A mother shares her story about the day she learned her child had a potentially deadly allergy.
Jenny Taylor recounts the day in which a simple meal changed her life forever. In a post on Let's Talk Mommy, Taylor describes the immense guilt she felt after giving her child a peanut butter and jelly sandwich, and hopes to raise awareness about severe allergies, as reported by Let’s Talk Mommy.
Taylor gave her son a peanut butter sandwich with strawberry jelly, her favorite flavor of jam on this classic meal. As she waited for a smile to confirm how much he enjoyed it, the child went into anaphylactic shock. He started coughing, vomiting, and his eyes rolled back in his head. The child fell unconscious during the short car ride to the hospital.
When they arrived, Taylor ran past the reception through the double doors and screamed that her child was in anaphylactic shock.

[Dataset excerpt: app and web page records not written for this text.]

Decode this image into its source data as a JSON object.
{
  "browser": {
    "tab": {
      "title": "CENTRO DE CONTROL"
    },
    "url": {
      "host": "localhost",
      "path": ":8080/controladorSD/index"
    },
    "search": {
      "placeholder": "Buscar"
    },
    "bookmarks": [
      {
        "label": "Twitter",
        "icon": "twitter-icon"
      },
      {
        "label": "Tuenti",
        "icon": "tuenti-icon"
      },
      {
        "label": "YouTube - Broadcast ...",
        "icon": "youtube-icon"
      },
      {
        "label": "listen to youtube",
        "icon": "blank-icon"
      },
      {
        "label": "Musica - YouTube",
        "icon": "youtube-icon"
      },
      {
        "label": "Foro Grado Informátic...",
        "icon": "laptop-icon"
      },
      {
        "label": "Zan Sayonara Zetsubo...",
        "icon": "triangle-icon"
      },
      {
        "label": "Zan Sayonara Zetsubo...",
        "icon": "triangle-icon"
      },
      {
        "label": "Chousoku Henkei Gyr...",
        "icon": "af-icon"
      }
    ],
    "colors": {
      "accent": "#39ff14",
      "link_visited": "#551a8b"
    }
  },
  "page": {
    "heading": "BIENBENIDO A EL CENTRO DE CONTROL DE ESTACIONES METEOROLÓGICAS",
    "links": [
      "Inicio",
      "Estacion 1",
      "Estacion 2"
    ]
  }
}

“A doctor to the right of me, moved faster than I had ever seen anyone move and gave you a shot that made you gasp and me cry out in relief," Taylor wrote. "My baby was alive. He saved my son.”
According to the American College of Allergy, Asthma, and Immunology, anaphylaxis can be fatal if not promptly treated with epinephrine.
After the child was dismissed from the hospital, Taylor said she was terrified to leave the house with him for six weeks, and paranoid about everything she fed him. Years later, her son has several known allergies, but she constantly fears the worst.
“I can’t take my son anywhere without the anxiety of this day flooding back even after four years.”
Taylor wants to reach out to other parents through her post.
“It’s a completely different life taking care of a child with allergies. You don’t just have to protect them from bumps and scrapes but every person they come into contact with is a risk. […] It’s a never ending circle of paranoia.
She hopes that other parents whose children have severe allergies do not feel guilty about their children’s potential allergic reactions.
“As long as you are always ready to react…you are doing your very best,” she said, as reported by LiftBump.
Sources: Let's Talk Mommy, American College of Allergy, Asthma, and Immunology, LiftBump / Photo Credit: Let's Talk Mommy